I am having a bit of a failure of imagination while reading the Monstrous Blood supernatural flaw in the Magic realm book. Specifically regarding Magic Thing.
Every time I try to cross a thing with a person, I keep anticipating a cyborg as the result. Which shouldn't happen in Mythic Europe.
Perhaps I need to take a step back.
What happens if there is a knight with a family heirloom that is a powerfully magic sword? Passed down from father to son for generations.
Say, from the last generation, the father of the current knight was called from his marriage bed to defeat an enemy, won but died from his wounds. With last breath gave newly pregnant wife the magic sword with the instruction to pass onto the child when it is born. The widow keeps the sword by her side all the time, even sleeping with it.
Could the baby be then born with Monstrous Blood from the magic sword? And if so, what is the monstrous deformity the baby might be expected to have?
Note that elementals are "Magic things" too. So one could think about the birth of Danae, or simply imagine elementals like the kelpie that take animal shape (or perhaps even human shape). And animated trees and other plants, such as the mandrake, count as magic things too.
That said, note that in the description of Monstrous Blood nothing says the Magic thing must be the character's parent. It just says that the character has been changed through exposure to the Magic Realm, often because of a relationship with a magic being. So there's no need for a magic sword to have "sired" the character with monstrous blood (I find no way to put it in a way that does not sound like a bad joke). If the character was exposed to the magic sword in a sufficiently mythic way, he might have been "changed" by the sword even after birth.

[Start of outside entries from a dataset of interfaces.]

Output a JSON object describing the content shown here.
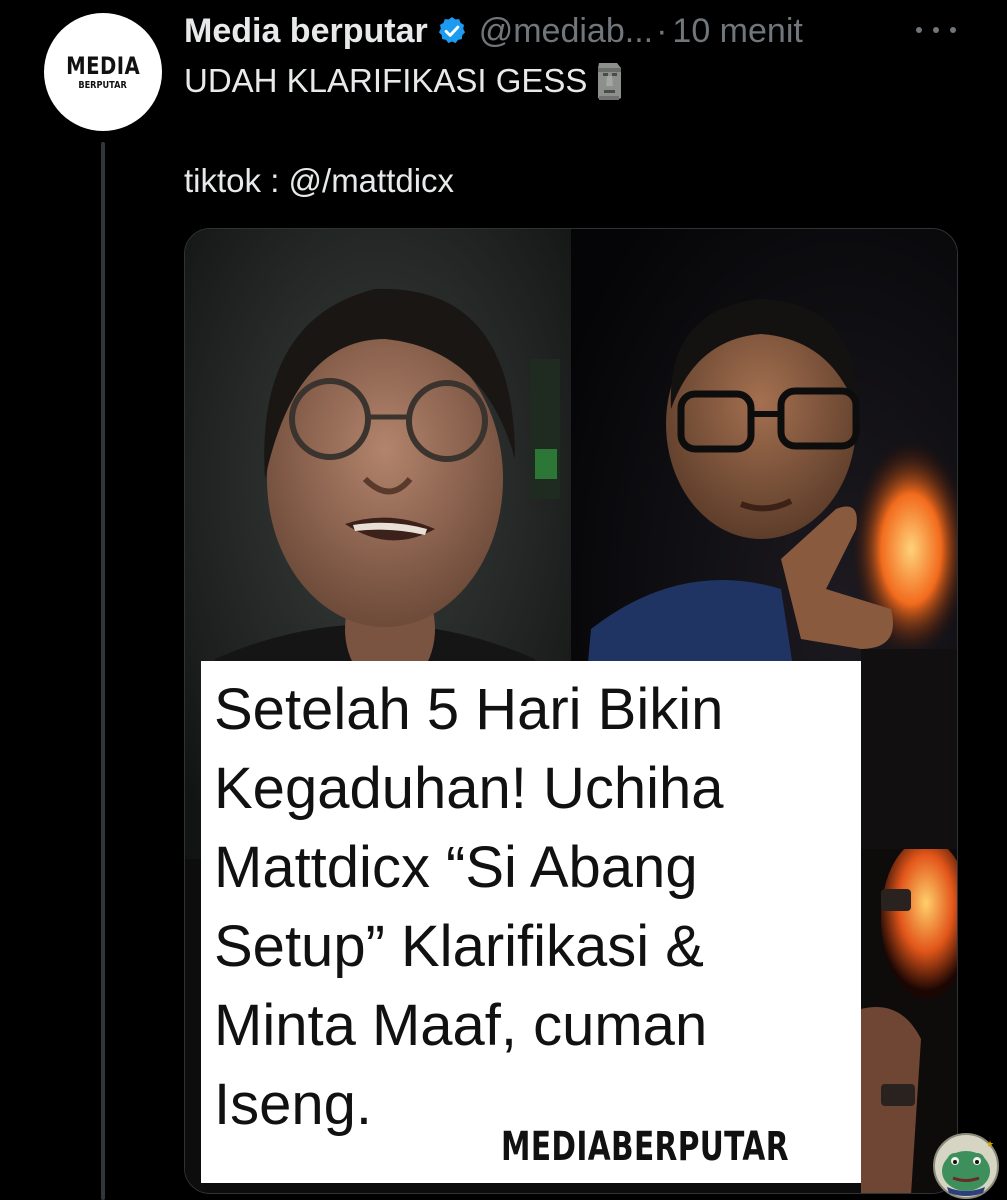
{
  "author": {
    "avatar_line1": "MEDIA",
    "avatar_line2": "BERPUTAR",
    "display_name": "Media berputar",
    "verified_icon": "verified-badge-icon",
    "handle": "@mediab...",
    "separator": "·",
    "time": "10 menit"
  },
  "tweet": {
    "line1": "UDAH KLARIFIKASI GESS",
    "line1_emoji": "moai-icon",
    "line2": "tiktok : @/mattdicx"
  },
  "media": {
    "caption_lines": [
      "Setelah 5 Hari Bikin",
      "Kegaduhan! Uchiha",
      "Mattdicx “Si Abang",
      "Setup” Klarifikasi &",
      "Minta Maaf, cuman",
      "Iseng."
    ],
    "watermark": "MEDIABERPUTAR"
  },
  "icons": {
    "more": "more-options-icon",
    "sticker": "frog-sticker-icon"
  },
  "colors": {
    "background": "#000000",
    "text_primary": "#e7e9ea",
    "text_secondary": "#71767b",
    "verified": "#1d9bf0",
    "thread_line": "#333639"
  }
}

In terms of mechanics, the Magic Thing blood gives the character an undesirable Lesser Power that activates, or is constantly active, outside the character's control. In the case of a character associated to a "generic" magic sword, my first choice would probably be a PeCo(An?) power that wounds (specifically, cuts) whomever the character touches. An alternative would be a subtle ReMe power that induces other people, particularly those with a "warrior" background, to challenge the character to a fight. But of course, if the magic sword had some particularly mythic power, the character's own could well reflect that: say, a flaming sword might produce a "flaming" character.
I am suddenly reminded of the mythic origin of the Merovingian Franks, in that while pregnant with the future King Merovech, his mother encountered the Quinotaur while swimming, and that the Quinotaur is considered to be one of his fathers.

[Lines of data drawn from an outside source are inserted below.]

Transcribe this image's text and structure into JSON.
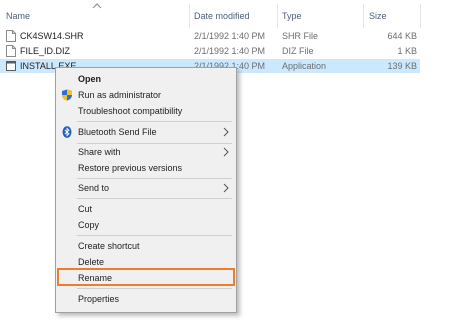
{
  "columns": {
    "name": "Name",
    "date_modified": "Date modified",
    "type": "Type",
    "size": "Size"
  },
  "files": [
    {
      "name": "CK4SW14.SHR",
      "date": "2/1/1992 1:40 PM",
      "type": "SHR File",
      "size": "644 KB",
      "icon": "document-icon"
    },
    {
      "name": "FILE_ID.DIZ",
      "date": "2/1/1992 1:40 PM",
      "type": "DIZ File",
      "size": "1 KB",
      "icon": "document-icon"
    },
    {
      "name": "INSTALL.EXE",
      "date": "2/1/1992 1:40 PM",
      "type": "Application",
      "size": "139 KB",
      "icon": "application-icon",
      "selected": true
    }
  ],
  "context_menu": {
    "open": "Open",
    "run_as_admin": "Run as administrator",
    "troubleshoot": "Troubleshoot compatibility",
    "bluetooth": "Bluetooth Send File",
    "share_with": "Share with",
    "restore": "Restore previous versions",
    "send_to": "Send to",
    "cut": "Cut",
    "copy": "Copy",
    "create_shortcut": "Create shortcut",
    "delete": "Delete",
    "rename": "Rename",
    "properties": "Properties"
  },
  "colors": {
    "selection": "#cce8ff",
    "highlight_border": "#ee7d2f",
    "menu_bg": "#f0f0f0",
    "header_text": "#4c607a"
  }
}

While re-reading this, it occurs to me that you might have misinterpreted what I wrote.
I recall medieval tales where a knight might share a bed with a maiden, and by laying his sword between them. The idea being that the sword would cut anyone dishonourable enough to cross to the other person. I was sort of extrapolating that a widow might also have her late husband's sword in her bed beside her to assure, um, her chasteness was kept undisturbed.

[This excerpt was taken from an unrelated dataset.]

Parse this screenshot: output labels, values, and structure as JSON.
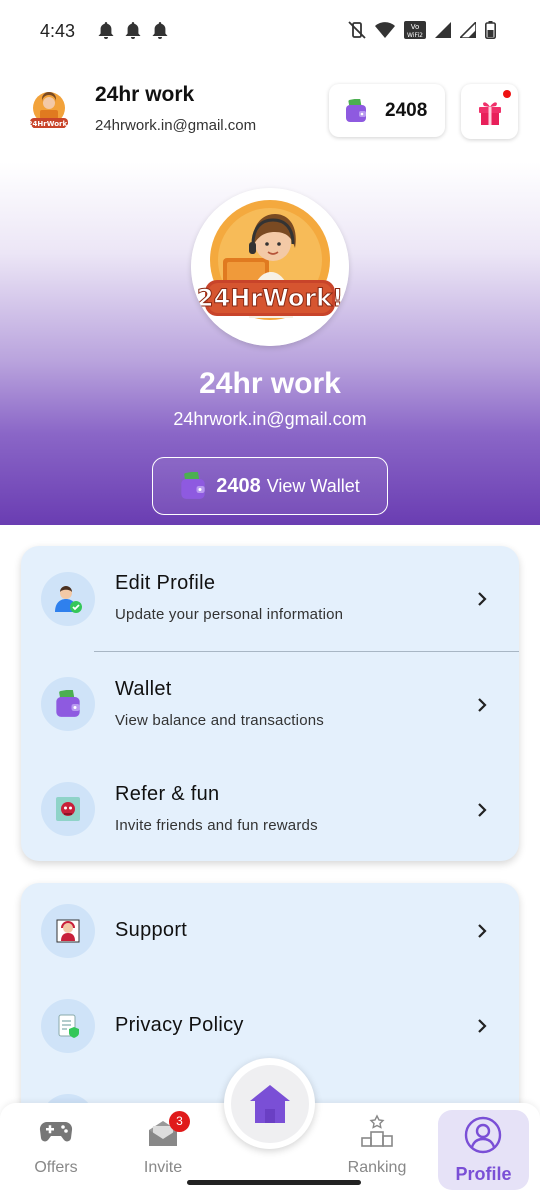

I was thinking near proximity to the magical radiation/emanations of the sword caused the unborn child to mutate/monstrify.